That’s an awful lot of plot for a fortune-cookie payoff. In this new novel more than ever before, the irruptions of the fantastical into the everyday, of one David Mitchell novel’s scenius into another’s, seem like the result of an act of will, even willfulness, rather than the product of an organic necessity.

Mitchell — to say nothing of readers who have embraced the glittery notion that all this “connectedness” adds up to something meaningful (what?) — clearly disagrees. Almost exactly halfway through “Utopia Avenue” there’s a scene in which a pompous eggheaded interviewer criticizes the band for being “schizophrenic,” its music a disorienting pastiche of “acid rock, folk with acid effects, R&B, folk interludes, passages of jazz.” When the band members push back against his crude insistence on pigeonholing them — “Wouldn’t the adjective ‘eclectic’ be more apt?” Elf asks — the host digs in. “But into which category of music,” he asks, “can Utopia Avenue be located?” Given what we know about the eclectic nature of Mitchell’s artistry, it’s almost impossible not to take the scene as a response to his own critics.

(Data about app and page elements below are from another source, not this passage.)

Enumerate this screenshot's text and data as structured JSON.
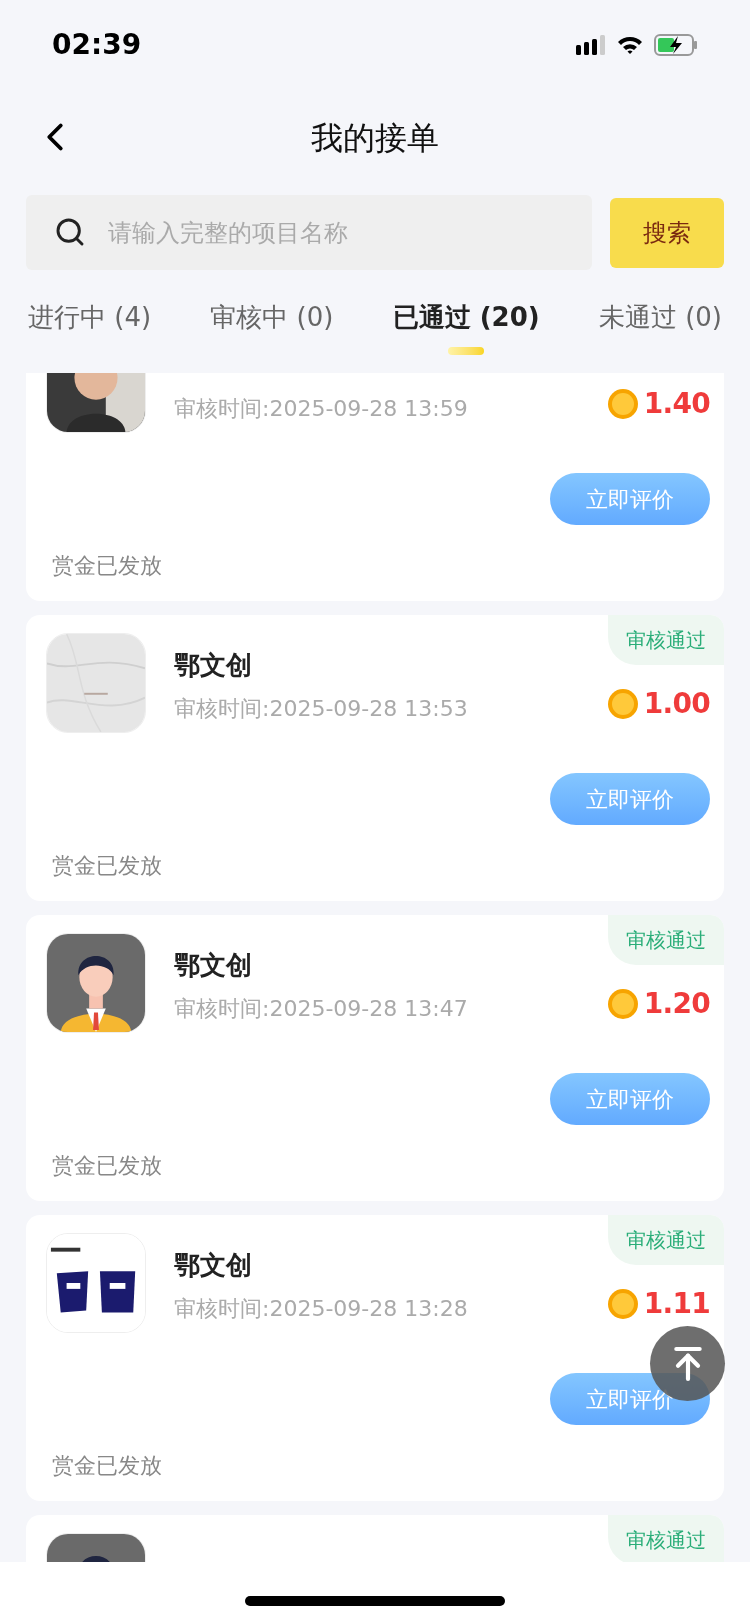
{
  "status_bar": {
    "time": "02:39"
  },
  "header": {
    "title": "我的接单"
  },
  "search": {
    "placeholder": "请输入完整的项目名称",
    "button": "搜索"
  },
  "tabs": [
    {
      "label": "进行中 (4)",
      "selected": false
    },
    {
      "label": "审核中 (0)",
      "selected": false
    },
    {
      "label": "已通过 (20)",
      "selected": true
    },
    {
      "label": "未通过 (0)",
      "selected": false
    }
  ],
  "orders": [
    {
      "time": "审核时间:2025-09-28 13:59",
      "price": "1.40",
      "action": "立即评价",
      "footer": "赏金已发放"
    },
    {
      "avatar": {
        "kind": "marble"
      },
      "badge": "审核通过",
      "title": "鄂文创",
      "time": "审核时间:2025-09-28 13:53",
      "price": "1.00",
      "action": "立即评价",
      "footer": "赏金已发放"
    },
    {
      "avatar": {
        "kind": "person"
      },
      "badge": "审核通过",
      "title": "鄂文创",
      "time": "审核时间:2025-09-28 13:47",
      "price": "1.20",
      "action": "立即评价",
      "footer": "赏金已发放"
    },
    {
      "avatar": {
        "kind": "logo"
      },
      "badge": "审核通过",
      "title": "鄂文创",
      "time": "审核时间:2025-09-28 13:28",
      "price": "1.11",
      "action": "立即评价",
      "footer": "赏金已发放"
    },
    {
      "avatar": {
        "kind": "person"
      },
      "badge": "审核通过"
    }
  ]
}
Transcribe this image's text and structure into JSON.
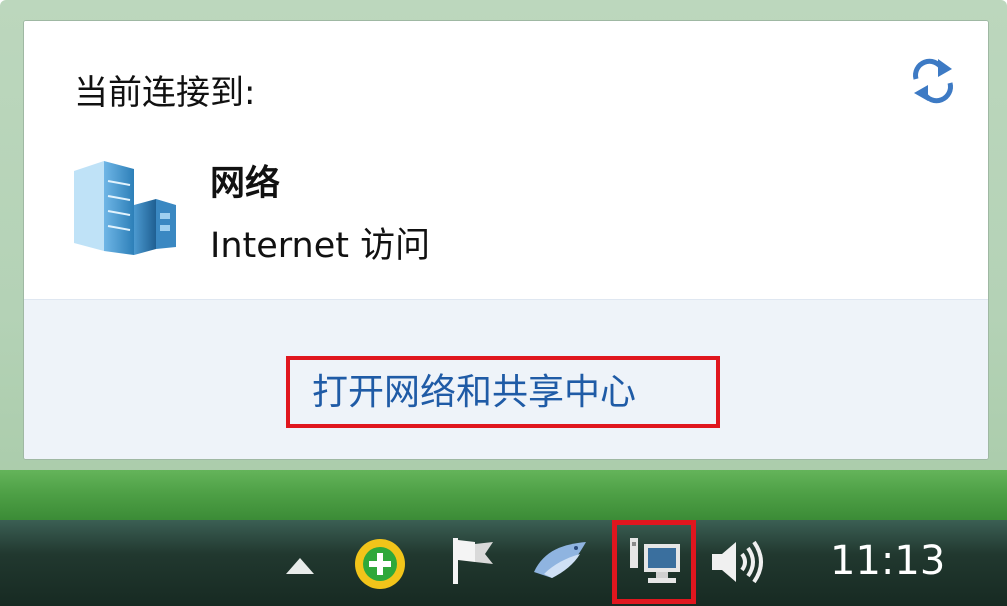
{
  "popup": {
    "heading": "当前连接到:",
    "network": {
      "name": "网络",
      "access": "Internet 访问"
    },
    "open_center_link": "打开网络和共享中心",
    "refresh_icon": "refresh-arrows-icon",
    "network_icon": "network-server-icon"
  },
  "taskbar": {
    "tray_icons": [
      "show-hidden-icons-arrow",
      "green-plus-app-icon",
      "action-center-flag-icon",
      "bird-app-icon",
      "network-icon",
      "volume-icon"
    ],
    "clock": "11:13"
  },
  "colors": {
    "link": "#1f5ba6",
    "highlight": "#e0161e",
    "taskbar": "#1c3229"
  }
}
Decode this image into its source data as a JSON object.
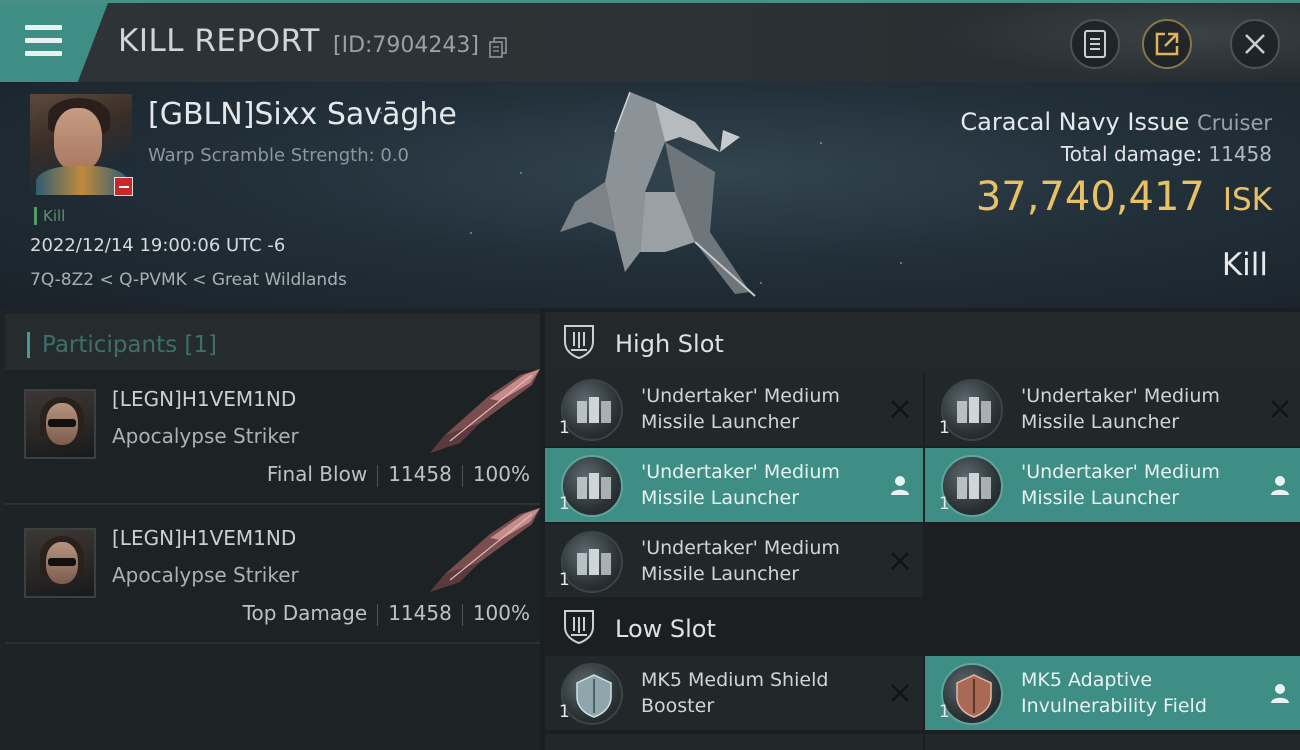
{
  "header": {
    "title": "KILL REPORT",
    "id_label": "[ID:7904243]",
    "icons": [
      "menu-icon",
      "copy-icon",
      "clipboard-icon",
      "share-icon",
      "close-icon"
    ],
    "accent_color": "#3f8e85"
  },
  "victim": {
    "name": "[GBLN]Sixx Savāghe",
    "warp_scramble": "Warp Scramble Strength: 0.0",
    "kill_tag": "Kill",
    "datetime": "2022/12/14 19:00:06 UTC -6",
    "location": "7Q-8Z2 < Q-PVMK < Great Wildlands",
    "ship_name": "Caracal Navy Issue",
    "ship_class": "Cruiser",
    "total_damage_label": "Total damage:",
    "total_damage": "11458",
    "isk_value": "37,740,417",
    "isk_unit": "ISK",
    "kill_type": "Kill"
  },
  "participants": {
    "label": "Participants",
    "count": "[1]",
    "rows": [
      {
        "name": "[LEGN]H1VEM1ND",
        "ship": "Apocalypse Striker",
        "tag": "Final Blow",
        "damage": "11458",
        "percent": "100%"
      },
      {
        "name": "[LEGN]H1VEM1ND",
        "ship": "Apocalypse Striker",
        "tag": "Top Damage",
        "damage": "11458",
        "percent": "100%"
      }
    ]
  },
  "slots": {
    "high": {
      "label": "High Slot",
      "modules": [
        {
          "name_line1": "'Undertaker' Medium",
          "name_line2": "Missile Launcher",
          "qty": "1",
          "status": "destroyed"
        },
        {
          "name_line1": "'Undertaker' Medium",
          "name_line2": "Missile Launcher",
          "qty": "1",
          "status": "destroyed"
        },
        {
          "name_line1": "'Undertaker' Medium",
          "name_line2": "Missile Launcher",
          "qty": "1",
          "status": "dropped"
        },
        {
          "name_line1": "'Undertaker' Medium",
          "name_line2": "Missile Launcher",
          "qty": "1",
          "status": "dropped"
        },
        {
          "name_line1": "'Undertaker' Medium",
          "name_line2": "Missile Launcher",
          "qty": "1",
          "status": "destroyed"
        }
      ]
    },
    "low": {
      "label": "Low Slot",
      "modules": [
        {
          "name_line1": "MK5 Medium Shield",
          "name_line2": "Booster",
          "qty": "1",
          "status": "destroyed"
        },
        {
          "name_line1": "MK5 Adaptive",
          "name_line2": "Invulnerability Field",
          "qty": "1",
          "status": "dropped"
        }
      ]
    }
  },
  "colors": {
    "isk": "#e8c165",
    "dropped": "#3f8e85",
    "destroyed_mark": "#111417"
  }
}
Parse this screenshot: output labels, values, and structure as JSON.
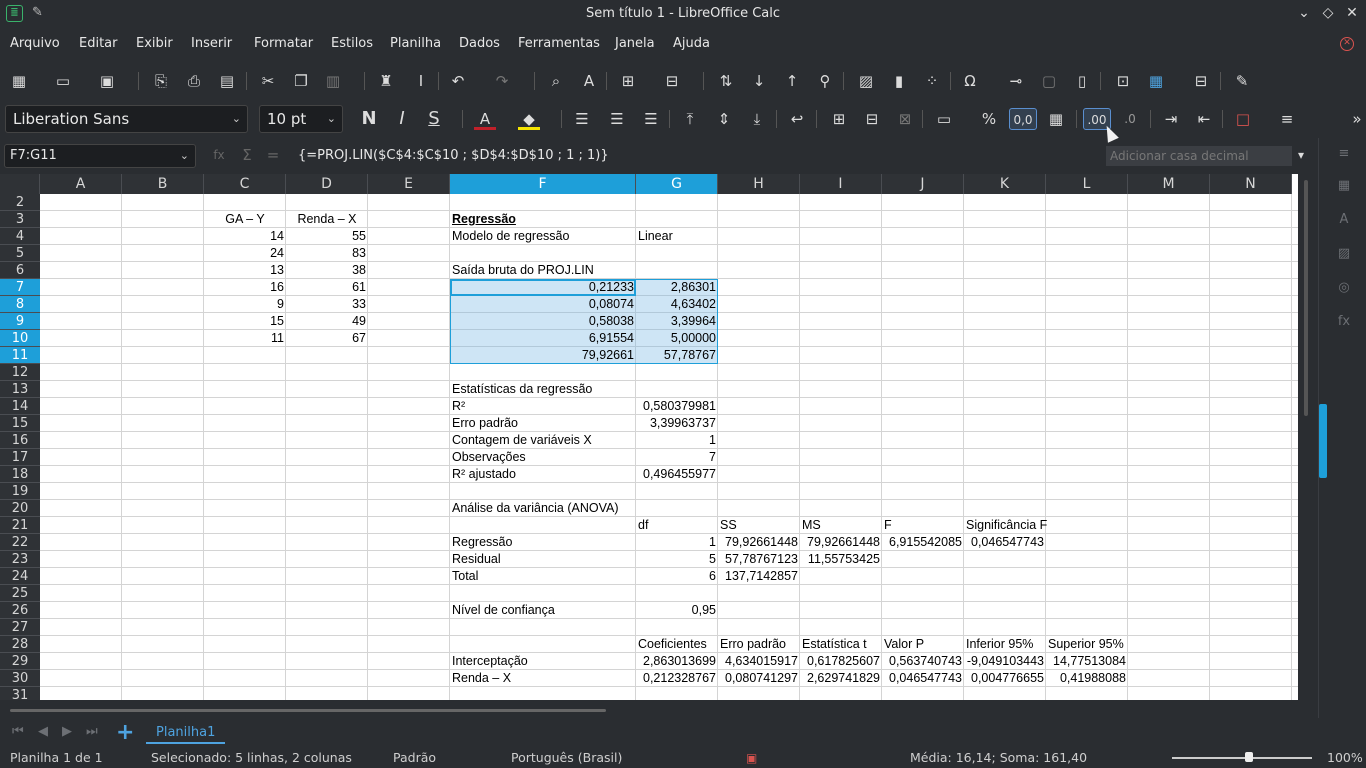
{
  "window": {
    "title": "Sem título 1 - LibreOffice Calc"
  },
  "menu": [
    "Arquivo",
    "Editar",
    "Exibir",
    "Inserir",
    "Formatar",
    "Estilos",
    "Planilha",
    "Dados",
    "Ferramentas",
    "Janela",
    "Ajuda"
  ],
  "toolbar": {
    "font_name": "Liberation Sans",
    "font_size": "10 pt",
    "bold_label": "N",
    "italic_label": "I",
    "strike_label": "S",
    "percent_label": "%",
    "number_label": "0,0",
    "add_decimal_label": ".00",
    "remove_decimal_label": ".0"
  },
  "formula_bar": {
    "name_box": "F7:G11",
    "formula": "{=PROJ.LIN($C$4:$C$10 ; $D$4:$D$10 ; 1 ; 1)}",
    "tooltip": "Adicionar casa decimal"
  },
  "columns": [
    "A",
    "B",
    "C",
    "D",
    "E",
    "F",
    "G",
    "H",
    "I",
    "J",
    "K",
    "L",
    "M",
    "N"
  ],
  "rows": [
    "2",
    "3",
    "4",
    "5",
    "6",
    "7",
    "8",
    "9",
    "10",
    "11",
    "12",
    "13",
    "14",
    "15",
    "16",
    "17",
    "18",
    "19",
    "20",
    "21",
    "22",
    "23",
    "24",
    "25",
    "26",
    "27",
    "28",
    "29",
    "30",
    "31"
  ],
  "cells": {
    "C3": "GA – Y",
    "D3": "Renda – X",
    "C4": "14",
    "D4": "55",
    "C5": "24",
    "D5": "83",
    "C6": "13",
    "D6": "38",
    "C7": "16",
    "D7": "61",
    "C8": "9",
    "D8": "33",
    "C9": "15",
    "D9": "49",
    "C10": "11",
    "D10": "67",
    "F3": "Regressão",
    "F4": "Modelo de regressão",
    "G4": "Linear",
    "F6": "Saída bruta do PROJ.LIN",
    "F7": "0,21233",
    "G7": "2,86301",
    "F8": "0,08074",
    "G8": "4,63402",
    "F9": "0,58038",
    "G9": "3,39964",
    "F10": "6,91554",
    "G10": "5,00000",
    "F11": "79,92661",
    "G11": "57,78767",
    "F13": "Estatísticas da regressão",
    "F14": "R²",
    "G14": "0,580379981",
    "F15": "Erro padrão",
    "G15": "3,39963737",
    "F16": "Contagem de variáveis X",
    "G16": "1",
    "F17": "Observações",
    "G17": "7",
    "F18": "R² ajustado",
    "G18": "0,496455977",
    "F20": "Análise da variância (ANOVA)",
    "G21": "df",
    "H21": "SS",
    "I21": "MS",
    "J21": "F",
    "K21": "Significância F",
    "F22": "Regressão",
    "G22": "1",
    "H22": "79,92661448",
    "I22": "79,92661448",
    "J22": "6,915542085",
    "K22": "0,046547743",
    "F23": "Residual",
    "G23": "5",
    "H23": "57,78767123",
    "I23": "11,55753425",
    "F24": "Total",
    "G24": "6",
    "H24": "137,7142857",
    "F26": "Nível de confiança",
    "G26": "0,95",
    "G28": "Coeficientes",
    "H28": "Erro padrão",
    "I28": "Estatística t",
    "J28": "Valor P",
    "K28": "Inferior 95%",
    "L28": "Superior 95%",
    "F29": "Interceptação",
    "G29": "2,863013699",
    "H29": "4,634015917",
    "I29": "0,617825607",
    "J29": "0,563740743",
    "K29": "-9,049103443",
    "L29": "14,77513084",
    "F30": "Renda – X",
    "G30": "0,212328767",
    "H30": "0,080741297",
    "I30": "2,629741829",
    "J30": "0,046547743",
    "K30": "0,004776655",
    "L30": "0,41988088"
  },
  "sheet_tabs": [
    "Planilha1"
  ],
  "status": {
    "sheet": "Planilha 1 de 1",
    "selection": "Selecionado: 5 linhas, 2 colunas",
    "style": "Padrão",
    "language": "Português (Brasil)",
    "sum": "Média: 16,14; Soma: 161,40",
    "zoom": "100%"
  }
}
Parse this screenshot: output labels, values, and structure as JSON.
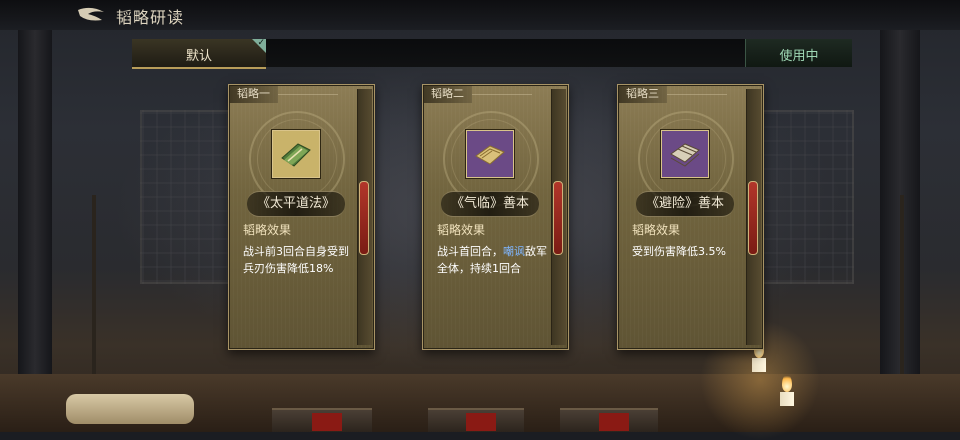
{
  "header": {
    "title": "韬略研读"
  },
  "tabs": {
    "default_label": "默认",
    "status_label": "使用中"
  },
  "cards": [
    {
      "tag": "韬略一",
      "name": "《太平道法》",
      "effect_title": "韬略效果",
      "desc_before": "战斗前3回合自身受到兵刃伤害降低18%",
      "desc_highlight": "",
      "desc_after": "",
      "icon": "green-scroll-book-icon",
      "icon_bg": "#c9b36a"
    },
    {
      "tag": "韬略二",
      "name": "《气临》善本",
      "effect_title": "韬略效果",
      "desc_before": "战斗首回合，",
      "desc_highlight": "嘲讽",
      "desc_after": "敌军全体，持续1回合",
      "icon": "open-scroll-book-icon",
      "icon_bg": "#6b4a86"
    },
    {
      "tag": "韬略三",
      "name": "《避险》善本",
      "effect_title": "韬略效果",
      "desc_before": "受到伤害降低3.5%",
      "desc_highlight": "",
      "desc_after": "",
      "icon": "stacked-book-icon",
      "icon_bg": "#6b4a86"
    }
  ],
  "colors": {
    "accent": "#b89d5a",
    "status": "#9fd8b5",
    "highlight": "#7fb6ff"
  }
}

But the issue isn’t that “Utopia Avenue” and some of the other novels fail some superficial critical litmus test — some arbitrary insistence on tonal consistency or unity of genre. The problem is that they fail to meet the high standard Mitchell himself established early on: a standard that insists that a work’s stylistic eclecticism harmonize with, and serve, large and significant themes. No doubt the appearance in “Utopia Avenue” of vengeful transubstantiating Japanese demons and some conveniently timed Horologist psychosedation will excite some of his fans. Others, who have admired his work in the past but are finding it increasingly unpersuasive, can recognize the sound of a broken record when they hear it.

Daniel Mendelsohn, the editor at large of The New York Review of Books, teaches at Bard. His 10th book, “Three Rings: A Tale of Exile, Narrative, and Fate,” will be published in September.